• _TASK DIRECTIONS_:
"Copyright" appears in how many lines of the entries? State only the number.

Stored data
*** Block opens ***
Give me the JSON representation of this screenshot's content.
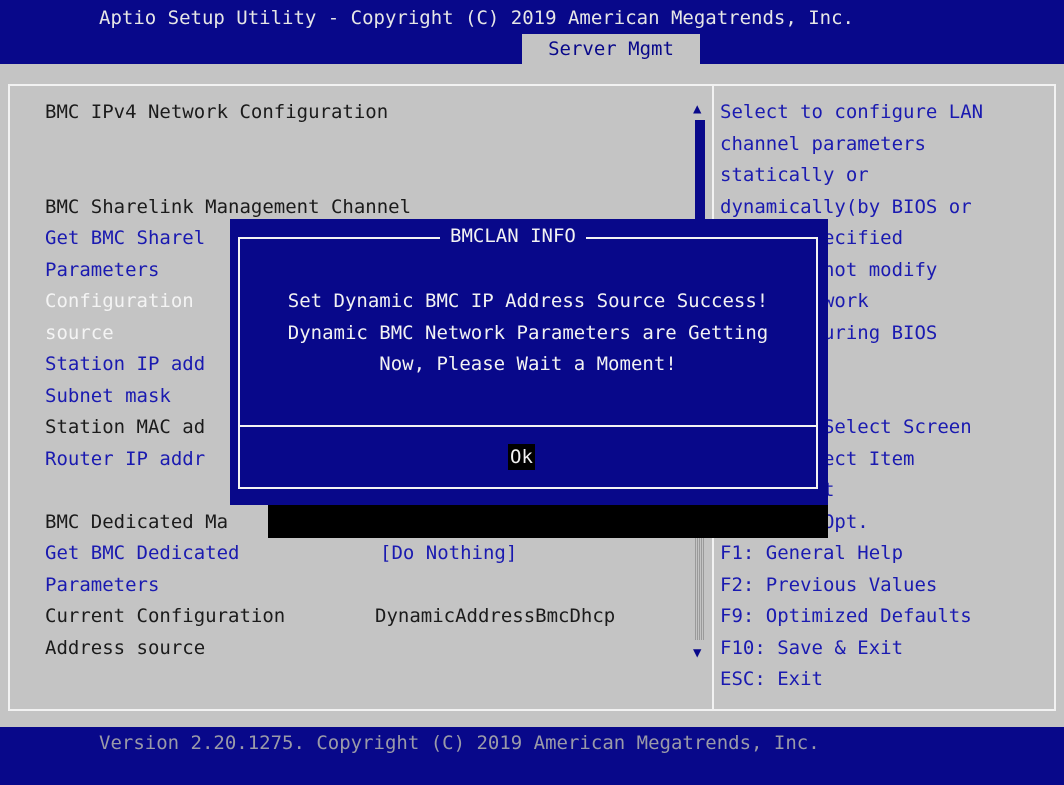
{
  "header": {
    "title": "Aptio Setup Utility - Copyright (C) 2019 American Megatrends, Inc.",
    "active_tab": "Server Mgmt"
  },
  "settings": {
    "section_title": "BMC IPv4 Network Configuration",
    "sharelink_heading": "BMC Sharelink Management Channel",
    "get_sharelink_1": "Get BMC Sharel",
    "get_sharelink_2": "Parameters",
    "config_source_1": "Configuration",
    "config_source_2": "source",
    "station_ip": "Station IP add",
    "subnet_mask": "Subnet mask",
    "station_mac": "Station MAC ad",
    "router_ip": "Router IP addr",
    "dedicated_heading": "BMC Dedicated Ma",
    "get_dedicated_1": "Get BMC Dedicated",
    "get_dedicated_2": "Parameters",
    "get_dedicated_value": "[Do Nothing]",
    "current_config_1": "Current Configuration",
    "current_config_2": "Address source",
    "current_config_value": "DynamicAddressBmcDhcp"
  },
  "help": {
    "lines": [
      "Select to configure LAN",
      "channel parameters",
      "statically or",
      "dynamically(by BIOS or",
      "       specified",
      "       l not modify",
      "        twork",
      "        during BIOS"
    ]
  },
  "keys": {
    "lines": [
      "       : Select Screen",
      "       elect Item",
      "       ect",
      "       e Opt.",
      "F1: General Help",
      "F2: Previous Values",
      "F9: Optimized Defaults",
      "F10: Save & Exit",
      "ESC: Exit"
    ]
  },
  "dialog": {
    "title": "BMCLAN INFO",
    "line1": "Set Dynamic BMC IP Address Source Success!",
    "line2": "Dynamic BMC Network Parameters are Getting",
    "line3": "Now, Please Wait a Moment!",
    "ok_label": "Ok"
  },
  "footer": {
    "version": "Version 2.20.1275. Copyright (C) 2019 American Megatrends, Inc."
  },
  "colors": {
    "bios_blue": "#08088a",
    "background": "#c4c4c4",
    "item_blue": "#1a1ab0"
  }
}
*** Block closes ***
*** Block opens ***
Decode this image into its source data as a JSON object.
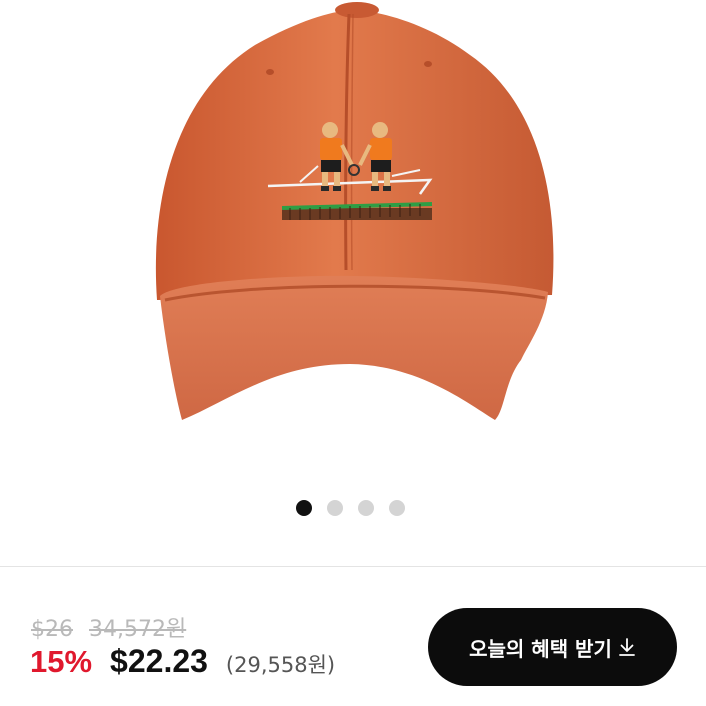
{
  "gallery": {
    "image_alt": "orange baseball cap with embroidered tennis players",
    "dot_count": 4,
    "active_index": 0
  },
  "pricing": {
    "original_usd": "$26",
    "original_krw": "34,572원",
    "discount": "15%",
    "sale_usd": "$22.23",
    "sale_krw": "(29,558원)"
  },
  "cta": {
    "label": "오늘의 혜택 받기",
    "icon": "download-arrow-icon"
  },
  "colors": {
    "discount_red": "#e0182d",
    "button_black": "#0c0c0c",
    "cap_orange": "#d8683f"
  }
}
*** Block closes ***
• _EXERCISE RESULT_:
2